## EXERCISE OBJECTIVE
In the data below, find every line with the word "Siswa" and copy it.

## DATA LISTING
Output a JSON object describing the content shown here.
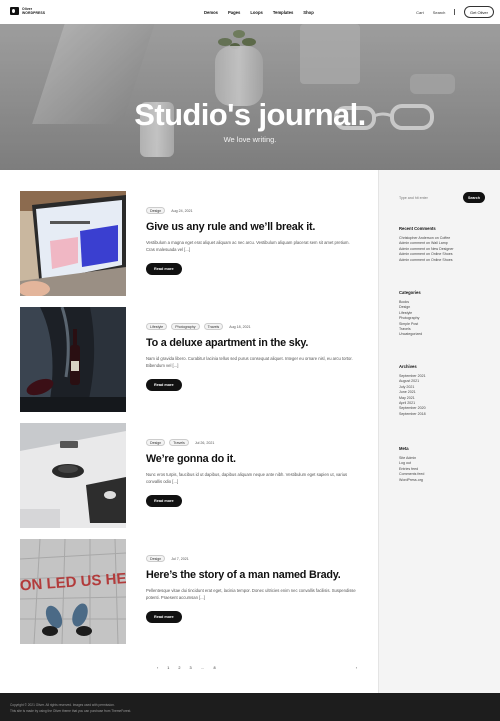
{
  "header": {
    "logo": {
      "line1": "Oliver",
      "line2": "WORDPRESS"
    },
    "nav": [
      "Demos",
      "Pages",
      "Loops",
      "Templates",
      "Shop"
    ],
    "cart": "Cart",
    "search": "Search",
    "cta": "Get Oliver"
  },
  "hero": {
    "title": "Studio's journal.",
    "subtitle": "We love writing."
  },
  "posts": [
    {
      "tags": [
        "Design"
      ],
      "date": "Aug 24, 2021",
      "title": "Give us any rule and we’ll break it.",
      "excerpt": "Vestibulum a magna eget erat aliquet aliquam ac nec arcu. Vestibulum aliquam placerat sem sit amet pretium. Cras malesuada vel [...]",
      "read_more": "Read more"
    },
    {
      "tags": [
        "Lifestyle",
        "Photography",
        "Travels"
      ],
      "date": "Aug 18, 2021",
      "title": "To a deluxe apartment in the sky.",
      "excerpt": "Nam id gravida libero. Curabitur lacinia tellus sed purus consequat aliquet. Integer eu ornare nisl, eu arcu tortor. Bibendum vel [...]",
      "read_more": "Read more"
    },
    {
      "tags": [
        "Design",
        "Travels"
      ],
      "date": "Jul 26, 2021",
      "title": "We’re gonna do it.",
      "excerpt": "Nunc eros turpis, faucibus id ut dapibus, dapibus aliquam neque ante nibh. Vestibulum eget sapien ut, varius convallis odio [...]",
      "read_more": "Read more"
    },
    {
      "tags": [
        "Design"
      ],
      "date": "Jul 7, 2021",
      "title": "Here’s the story of a man named Brady.",
      "excerpt": "Pellentesque vitae dui tincidunt erat eget, lacinia tempor. Donec ultricies enim nec convallis facilisis. Suspendisse potenti. Praesent accumsan [...]",
      "read_more": "Read more"
    }
  ],
  "pagination": {
    "pages": [
      "1",
      "2",
      "3",
      "…",
      "8"
    ],
    "next": "›",
    "prev": "‹"
  },
  "sidebar": {
    "search_placeholder": "Type and hit enter",
    "search_button": "Search",
    "recent_comments": {
      "title": "Recent Comments",
      "items": [
        "Christopher Anderson on Coffee",
        "Admin comment on Wall Lamp",
        "Admin comment on New Designer",
        "Admin comment on Online Shoes",
        "Admin comment on Online Shoes"
      ]
    },
    "categories": {
      "title": "Categories",
      "items": [
        "Books",
        "Design",
        "Lifestyle",
        "Photography",
        "Simple Post",
        "Travels",
        "Uncategorized"
      ]
    },
    "archives": {
      "title": "Archives",
      "items": [
        "September 2021",
        "August 2021",
        "July 2021",
        "June 2021",
        "May 2021",
        "April 2021",
        "September 2020",
        "September 2018"
      ]
    },
    "meta": {
      "title": "Meta",
      "items": [
        "Site Admin",
        "Log out",
        "Entries feed",
        "Comments feed",
        "WordPress.org"
      ]
    }
  },
  "footer": {
    "line1": "Copyright © 2021 Oliver. All rights reserved. Images used with permission.",
    "line2": "This site is made by using the Oliver theme that you can purchase from ThemeForest."
  }
}
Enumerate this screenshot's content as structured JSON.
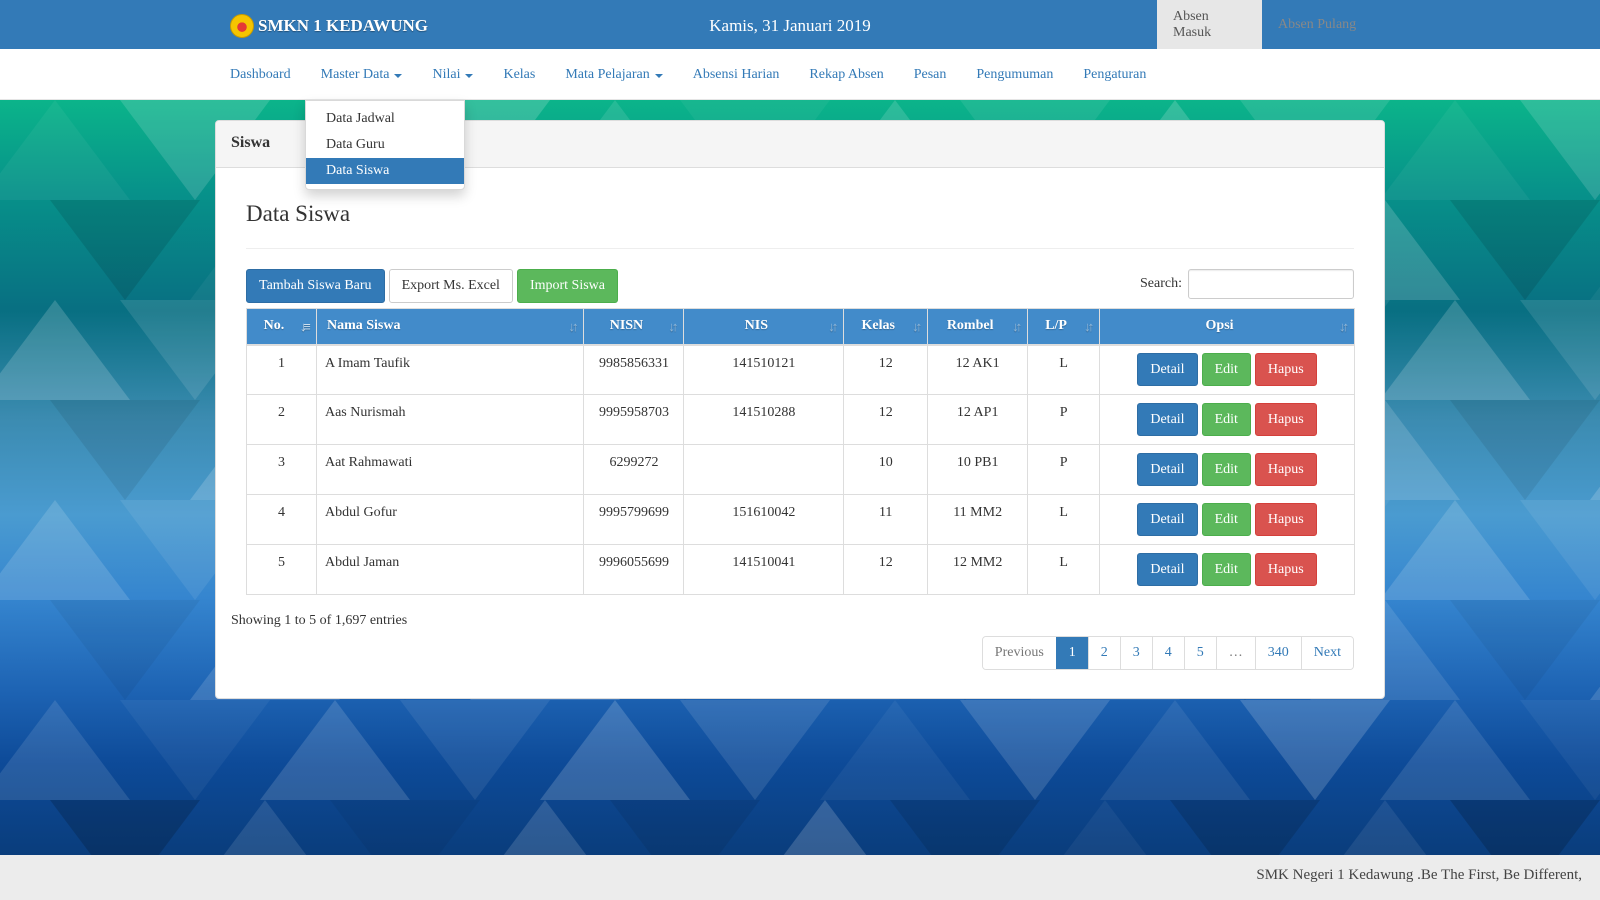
{
  "header": {
    "brand": "SMKN 1 KEDAWUNG",
    "logo_icon": "school-crest-logo",
    "date": "Kamis, 31 Januari 2019",
    "absen_masuk": "Absen Masuk",
    "absen_pulang": "Absen Pulang"
  },
  "nav": {
    "items": [
      {
        "label": "Dashboard",
        "dropdown": false
      },
      {
        "label": "Master Data",
        "dropdown": true
      },
      {
        "label": "Nilai",
        "dropdown": true
      },
      {
        "label": "Kelas",
        "dropdown": false
      },
      {
        "label": "Mata Pelajaran",
        "dropdown": true
      },
      {
        "label": "Absensi Harian",
        "dropdown": false
      },
      {
        "label": "Rekap Absen",
        "dropdown": false
      },
      {
        "label": "Pesan",
        "dropdown": false
      },
      {
        "label": "Pengumuman",
        "dropdown": false
      },
      {
        "label": "Pengaturan",
        "dropdown": false
      }
    ],
    "master_data_menu": [
      {
        "label": "Data Jadwal",
        "active": false
      },
      {
        "label": "Data Guru",
        "active": false
      },
      {
        "label": "Data Siswa",
        "active": true
      }
    ]
  },
  "panel": {
    "heading": "Siswa",
    "title": "Data Siswa",
    "buttons": {
      "add": "Tambah Siswa Baru",
      "export": "Export Ms. Excel",
      "import": "Import Siswa"
    },
    "search_label": "Search:",
    "search_value": ""
  },
  "table": {
    "columns": [
      "No.",
      "Nama Siswa",
      "NISN",
      "NIS",
      "Kelas",
      "Rombel",
      "L/P",
      "Opsi"
    ],
    "sorted_column": "No.",
    "rows": [
      {
        "no": "1",
        "nama": "A Imam Taufik",
        "nisn": "9985856331",
        "nis": "141510121",
        "kelas": "12",
        "rombel": "12 AK1",
        "lp": "L"
      },
      {
        "no": "2",
        "nama": "Aas Nurismah",
        "nisn": "9995958703",
        "nis": "141510288",
        "kelas": "12",
        "rombel": "12 AP1",
        "lp": "P"
      },
      {
        "no": "3",
        "nama": "Aat Rahmawati",
        "nisn": "6299272",
        "nis": "",
        "kelas": "10",
        "rombel": "10 PB1",
        "lp": "P"
      },
      {
        "no": "4",
        "nama": "Abdul Gofur",
        "nisn": "9995799699",
        "nis": "151610042",
        "kelas": "11",
        "rombel": "11 MM2",
        "lp": "L"
      },
      {
        "no": "5",
        "nama": "Abdul Jaman",
        "nisn": "9996055699",
        "nis": "141510041",
        "kelas": "12",
        "rombel": "12 MM2",
        "lp": "L"
      }
    ],
    "row_actions": {
      "detail": "Detail",
      "edit": "Edit",
      "delete": "Hapus"
    }
  },
  "info": "Showing 1 to 5 of 1,697 entries",
  "pagination": {
    "previous": "Previous",
    "pages": [
      "1",
      "2",
      "3",
      "4",
      "5",
      "…",
      "340"
    ],
    "current": "1",
    "next": "Next"
  },
  "footer": "SMK Negeri 1 Kedawung .Be The First, Be Different,",
  "colors": {
    "primary": "#337ab7",
    "table_header": "#428bca",
    "success": "#5cb85c",
    "danger": "#d9534f"
  }
}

## EXPECTED ANSWER
        "label": "Data Siswa",
    "heading": "Siswa",
    "title": "Data Siswa",
      "add": "Tambah Siswa Baru",
      "import": "Import Siswa"
      "Nama Siswa",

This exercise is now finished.